So, right before we left for our trip, we found a house we liked in the area we wanted to live in. It was in budget and it was cute and rentable if we had to leave. 

Only problem? Someone else was prepared to pay more for it than we were. So, with sad faces, we headed to Rome (which I guess wasn't actually that bad!). Eight weeks later, we returned home and started looking again but as the holiday period loomed, house pickings were slim.

To our surprise, during that time, along came another house we wanted to buy. It was a private sale and it seemed like it was the one for us. Alas, after Christmas, came the news we kind of already knew was coming, the vendor had decided not to sell after all as he had just signed another six-month work contract.

Then, in January, third time lucky, we found this house.

It wasn't exactly love at first sight. It didn't have that pretty street appeal that some of the other houses we were looking at did. But it had an amazing garden, it was private and at the end of a quiet cul-de-sac, it was bigger than the other houses and it was cheaper.

Oooh, secret garden path to the right...

What's down there then...? (That's the hen run in all that nasturtium on the right!)

Oh, it's a hen house!

And the french doors of the room that will be the lounge.

Let's keep going... that's the oldest of three apple trees head.

Round the bend, to a large rhubarb and climbing rose...

Under the rose and the first glass house on the left and a small cherry tree to the right...

Ah, glass house number two!

Ummm, I think some plants threw up in our garden...

Looking back up the path we just came down. Yep, and more of them there potatoes on the left.

We looked at the house three times, each time knowing more and more that this was the one. Yes, it needed work. But the bones were good, it had a lovely feeling about it, it was filled with all-day sunshine and we could put our mark on it. Oh, and its chattels included chickens — three to be exact.

Looking back now, the sale actually went quite quickly, but at the time, it dragged on. I didn't want to get too excited about the house just in case it didn't come through again, but it was hard, especially when we had mentally moved in already (and we were getting desperate to unpack our boxes from Sydney that held all our possessions, waiting, lonely, in the sitting room at the FIL's).

The two other apple trees, pear and two plum trees line the back of the lawn. There are two feijoa trees on the left of the photo.

The side of the house — that's a fig tree in the middle, some raspberry and current bushes on the left and more rhubarb tucked away to the right.

Same side, different angle. My sewing room on the right and the study/library on the left. Both rooms get some amazing sun!

The front door gate...

The front door gate from the road...

 The back door gate...

The back door gate from the road.

From the road — the house and the back door are on the left and some storage/laundry/old cement water tower thingy on the right. Not the prettiest sight you ever did see, but the flowers help :)
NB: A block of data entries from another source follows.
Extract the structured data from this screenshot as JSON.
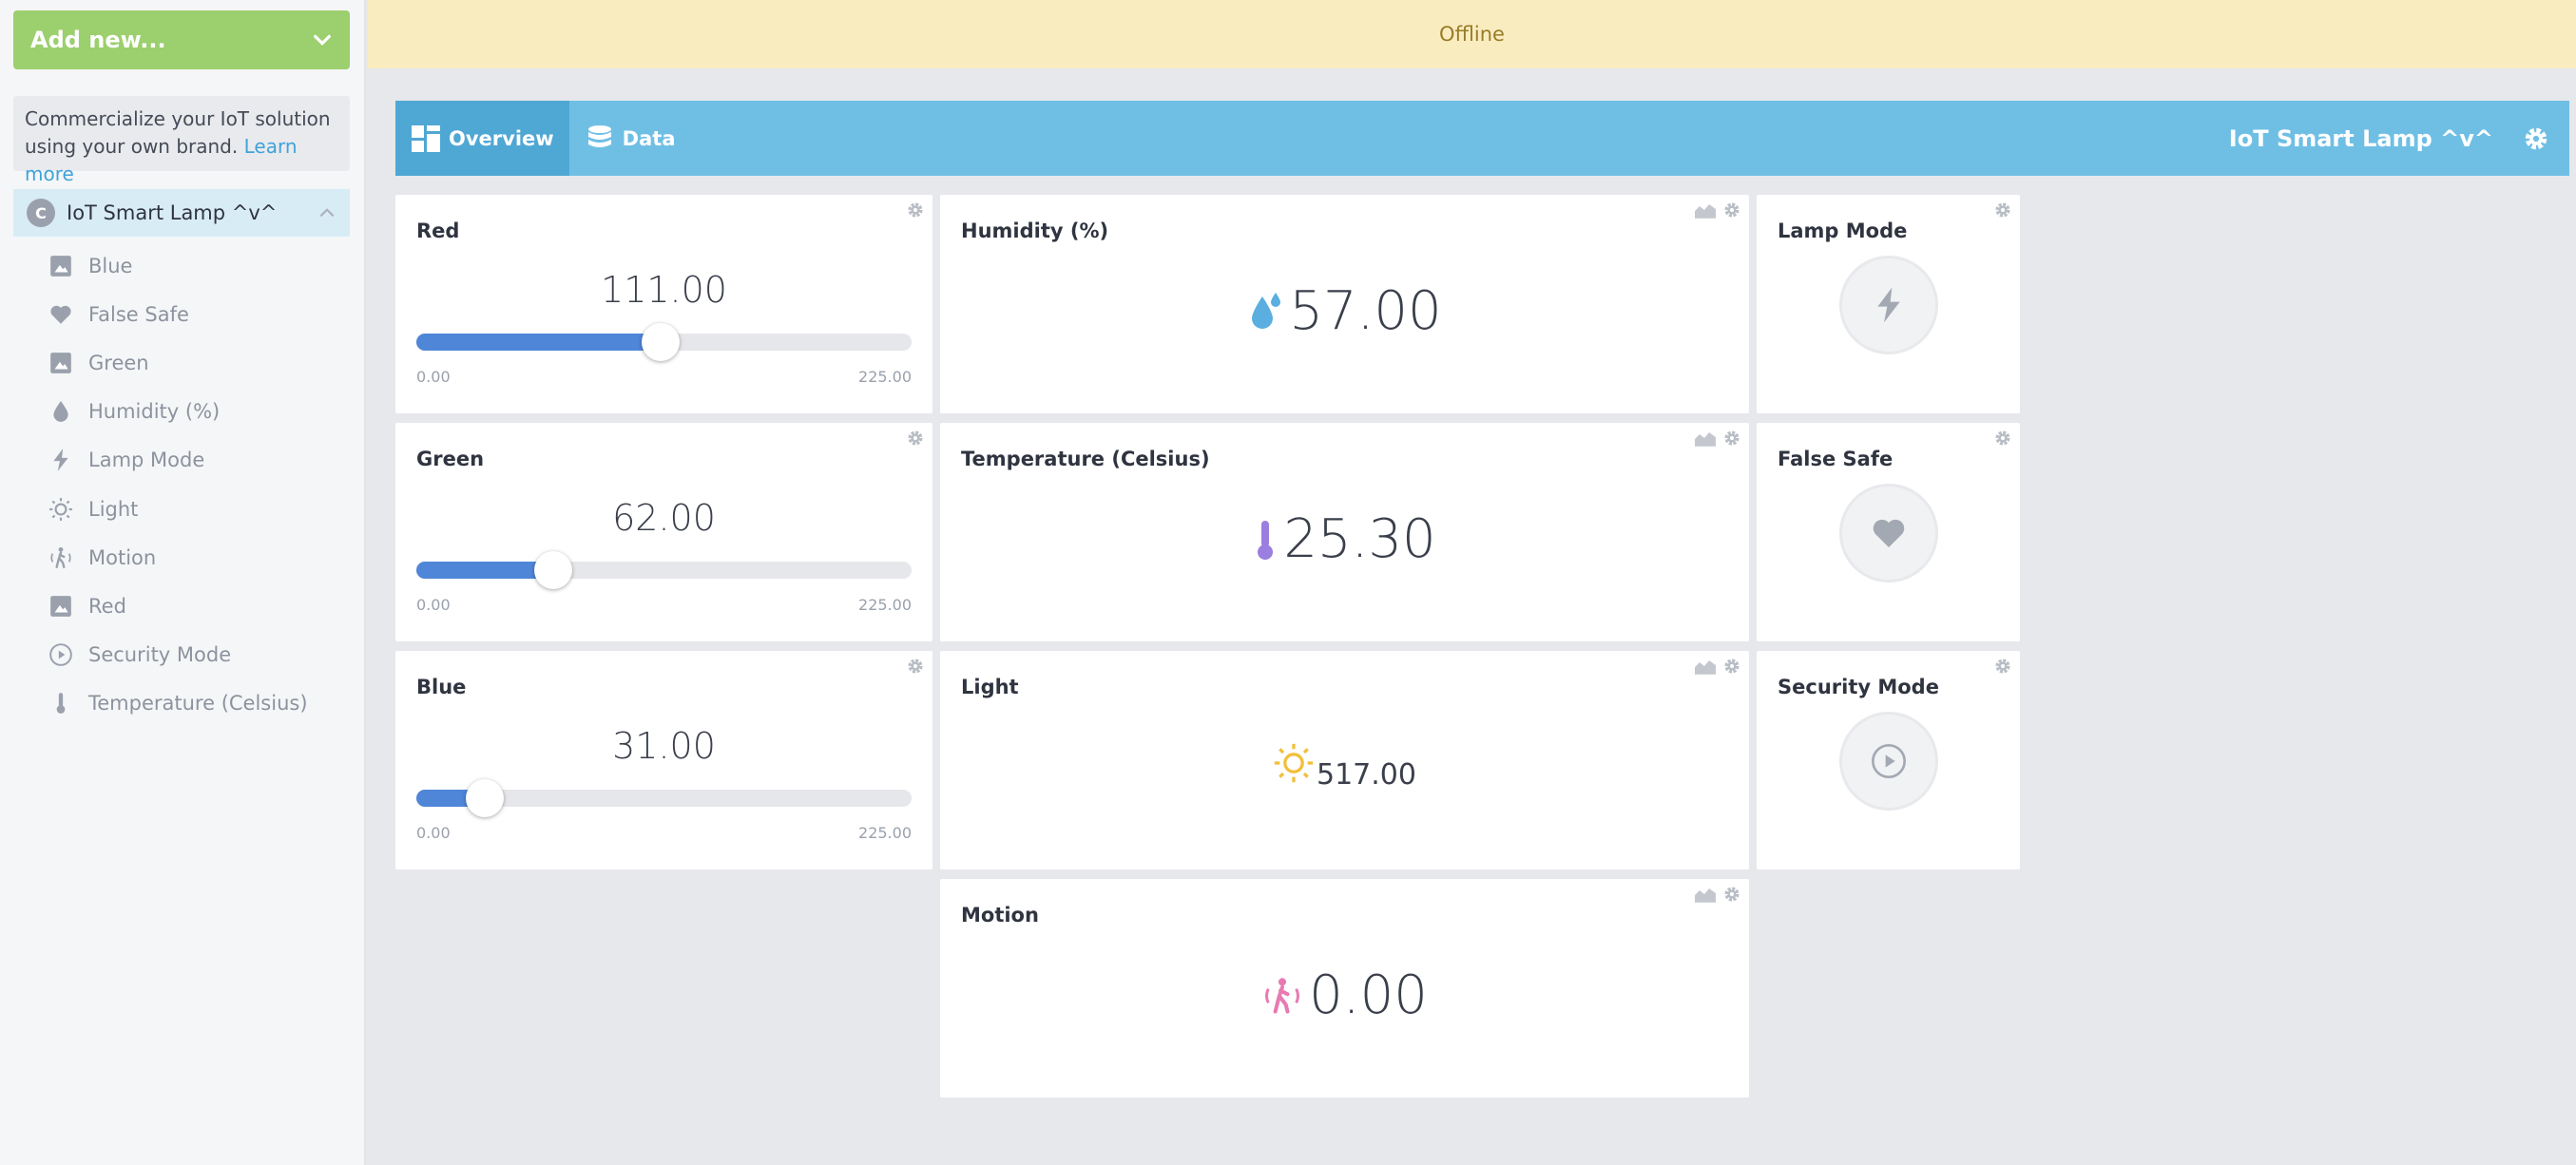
{
  "sidebar": {
    "add_new_label": "Add new...",
    "promo_text": "Commercialize your IoT solution using your own brand.",
    "promo_link": "Learn more",
    "device_name": "IoT Smart Lamp ^v^",
    "items": [
      {
        "label": "Blue",
        "icon": "image-icon"
      },
      {
        "label": "False Safe",
        "icon": "heart-icon"
      },
      {
        "label": "Green",
        "icon": "image-icon"
      },
      {
        "label": "Humidity (%)",
        "icon": "drop-icon"
      },
      {
        "label": "Lamp Mode",
        "icon": "bolt-icon"
      },
      {
        "label": "Light",
        "icon": "sun-icon"
      },
      {
        "label": "Motion",
        "icon": "motion-icon"
      },
      {
        "label": "Red",
        "icon": "image-icon"
      },
      {
        "label": "Security Mode",
        "icon": "play-icon"
      },
      {
        "label": "Temperature (Celsius)",
        "icon": "thermometer-icon"
      }
    ]
  },
  "status_bar": {
    "text": "Offline"
  },
  "header": {
    "tabs": [
      {
        "label": "Overview",
        "active": true
      },
      {
        "label": "Data",
        "active": false
      }
    ],
    "device_title": "IoT Smart Lamp ^v^"
  },
  "widgets": {
    "red": {
      "title": "Red",
      "value": "111.00",
      "min": "0.00",
      "max": "225.00",
      "fraction": 0.493
    },
    "green": {
      "title": "Green",
      "value": "62.00",
      "min": "0.00",
      "max": "225.00",
      "fraction": 0.276
    },
    "blue": {
      "title": "Blue",
      "value": "31.00",
      "min": "0.00",
      "max": "225.00",
      "fraction": 0.138
    },
    "humidity": {
      "title": "Humidity (%)",
      "value": "57.00"
    },
    "temperature": {
      "title": "Temperature (Celsius)",
      "value": "25.30"
    },
    "light": {
      "title": "Light",
      "value": "517.00"
    },
    "motion": {
      "title": "Motion",
      "value": "0.00"
    },
    "lamp_mode": {
      "title": "Lamp Mode"
    },
    "false_safe": {
      "title": "False Safe"
    },
    "security_mode": {
      "title": "Security Mode"
    }
  },
  "colors": {
    "add_new_bg": "#9ccf6e",
    "header_bg": "#6fbfe5",
    "slider_fill": "#4f86d8",
    "offline_bg": "#f9edc0",
    "humidity_icon": "#5aaee0",
    "temperature_icon": "#9b7fe0",
    "light_icon": "#f2bf3a",
    "motion_icon": "#e87ab3"
  }
}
The day we moved in was torrential rain. The first day in two weeks it had been that heavy. We did one trailer load, unpacked a very wet couch and called it a day.

Five weeks later, and we are loving the house. I can't believe how warm this lovely old lady is (she was born in the 1940s, but a lady never reveals her actual age. Though I'm sure with some digging around the council archive we'll turn up that bit of information). I've started calling it the Summer House, because, if you've ever lived in Dunedin, you'll know how cold it can get, and how days-wearing-skirts-without-stockings are few and far between, even in the height of summer. Now I'm sitting here, in a t-shirt, too hot, typing this while the wind howls and blows outside, with no heating on. I'm not complaining.

The photos dotting this post are ones I took on the day we moved in, in between rain showers, of the garden. We've since spent A LOT of time in the garden, clearing and tidying up, and while there is still a lot more to do, it's looking pretty good. (If we do say so ourselves.)

So, welcome to our house blog. I hope you'll be warm and comfortable here. There are fresh eggs in the fridge, a lot of cabbage in the garden and a several litres of stewed apple in the freezer, so do help yourself...

Jen (and David)